Understandably, there's been less interest in Anglophone Africa.
So, this morning's editorial in the Guardian in Nigeria, headlined "Lessons from Macron’s election", caught my eye.
"For Nigeria, the most obvious lesson from the May 7 election of Emmanuel Jean-Michel Frederic Macron as President of France is that the youth too can do it, if the conditions are right," the paper says.
For those who didn't know, Macron is 39 years old.
"It must be recalled," says the Guardian, "that Nigeria once had courageous and capable young people in leadership positions. General Yakubu Gowon at age 32, led this country through its most difficult times."
"It is a mark of Nigeria’s regression that, decades later, the older ones are snatching back what they should let go to the terrible detriment of the growth and development of the nation," it adds.
"Nigeria is blessed with a large number of young people waiting for just the opportunity to excel," the Guardian believes.
But, the paper says, and it's a big but, too many of the older generations are too deeply sunk in all types of delinquency to either show good example, or create an environment conducive for achievement.
In the Guardian's view, the lessons of Macron's victory is clear. Out with the old in with the young. Is it likely to be mirrored in Nigeria ?
Evidently, the paper hopes so. But, don't hold your breath.
Staying with elderly African leaders, the Zimbabwean, the country's newspaper in exile, reports that sources close to the First Family have told the weekly newspaper that the 93-year-old President now has “worsening health problems” and his wife Grace is getting worried.
“Grace is in a quandary; she has to deal with Mugabe’s health challenges and political issues as well… she is scared of a future without him,” an unnamed official told the paper.
Mugabe was in Singapore last week for another medical check-up, the paper says.
Seriously ill or not, one thing is certain; Mugabe is not getting any younger. And speculation over what happens when he goes is not going to die down.
Just so. Is there a Zimbabwean Macron waiting in the wing ? Not that we know of.
The country's two government owned papers, the Herald and the Chronicle, carry reports that President Mugabe yesterday officially launched the US$1 billion highway project, before commissioning a US$250 million Dam later in the day.
Evidently, there's life in the old dog yet.
In Zambia, whose President Edgar Lungu is a youthful 60 years old, the Daily Mail picks up on an issue that will be as familiar to many elsewhere in Africa as geriatric leaders.
"For a long time now Government has been grappling with a high number of ghost workers on its payroll.
This has led to Government losing millions of Kwacha by paying workers who had left employment through either dismissal, retirement or death
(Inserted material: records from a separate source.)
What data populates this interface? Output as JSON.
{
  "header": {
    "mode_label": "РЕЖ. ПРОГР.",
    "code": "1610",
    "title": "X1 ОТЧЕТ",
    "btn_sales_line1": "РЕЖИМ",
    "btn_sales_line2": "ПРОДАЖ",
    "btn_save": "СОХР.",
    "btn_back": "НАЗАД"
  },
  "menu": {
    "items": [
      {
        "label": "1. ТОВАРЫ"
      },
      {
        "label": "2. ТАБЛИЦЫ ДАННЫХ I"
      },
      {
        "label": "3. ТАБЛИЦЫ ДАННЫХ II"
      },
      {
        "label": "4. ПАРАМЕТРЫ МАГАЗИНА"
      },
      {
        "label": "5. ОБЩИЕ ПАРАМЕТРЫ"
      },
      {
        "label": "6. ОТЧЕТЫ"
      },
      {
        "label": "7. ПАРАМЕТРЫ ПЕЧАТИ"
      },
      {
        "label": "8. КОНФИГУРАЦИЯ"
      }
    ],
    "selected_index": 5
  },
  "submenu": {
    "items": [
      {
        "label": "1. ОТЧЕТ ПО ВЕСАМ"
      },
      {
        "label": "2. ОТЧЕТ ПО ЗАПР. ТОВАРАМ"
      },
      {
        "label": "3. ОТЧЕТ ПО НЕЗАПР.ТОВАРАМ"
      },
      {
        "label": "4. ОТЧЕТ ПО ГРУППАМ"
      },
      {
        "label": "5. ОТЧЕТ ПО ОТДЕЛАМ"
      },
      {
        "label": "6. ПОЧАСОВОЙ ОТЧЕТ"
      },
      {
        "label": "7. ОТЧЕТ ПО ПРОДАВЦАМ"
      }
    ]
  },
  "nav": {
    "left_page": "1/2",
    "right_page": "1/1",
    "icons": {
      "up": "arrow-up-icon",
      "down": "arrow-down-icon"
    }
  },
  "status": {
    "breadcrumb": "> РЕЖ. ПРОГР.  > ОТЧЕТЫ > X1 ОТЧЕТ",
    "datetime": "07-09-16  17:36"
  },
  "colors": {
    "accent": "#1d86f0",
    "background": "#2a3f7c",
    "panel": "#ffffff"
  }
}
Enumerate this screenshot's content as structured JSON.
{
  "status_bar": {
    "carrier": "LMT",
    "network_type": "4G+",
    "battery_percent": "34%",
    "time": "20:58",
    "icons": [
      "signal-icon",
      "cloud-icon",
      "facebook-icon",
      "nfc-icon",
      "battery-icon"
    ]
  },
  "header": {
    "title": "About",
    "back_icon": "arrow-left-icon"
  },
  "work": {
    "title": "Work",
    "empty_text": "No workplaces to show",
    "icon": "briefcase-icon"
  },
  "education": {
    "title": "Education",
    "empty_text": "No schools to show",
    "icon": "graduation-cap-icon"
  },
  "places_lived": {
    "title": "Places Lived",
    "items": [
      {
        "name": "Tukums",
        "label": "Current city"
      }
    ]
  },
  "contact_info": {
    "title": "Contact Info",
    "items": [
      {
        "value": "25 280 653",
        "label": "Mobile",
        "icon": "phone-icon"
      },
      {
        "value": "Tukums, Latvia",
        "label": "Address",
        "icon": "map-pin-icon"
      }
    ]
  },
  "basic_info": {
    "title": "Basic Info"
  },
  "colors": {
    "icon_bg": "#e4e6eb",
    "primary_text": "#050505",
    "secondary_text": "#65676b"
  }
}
The nation was recently treated to some shocking news when a teacher was arrested for allegedly drawing her dead husband’s salary for seven years, the paper recalls.
Grappling with ghost workers unsuccessfully it seems.
"The case of the hospital in Northern Province which employed a nutritionist to run a mortuary is a typical example of intentions to manipulate the system for corrupt purposes. Where on earth have nutritionists ever been employed to man bodies in a mortuary?," asks the Mail.
"This is absurd and a clear indication of high levels of greed and corruption among some public service officers" it says.
For now, Government needs an urgent and thorough audit of the civil service payroll to rid it of ghost workers, the paper urges.
A ghost story with a happy ending? We shall see.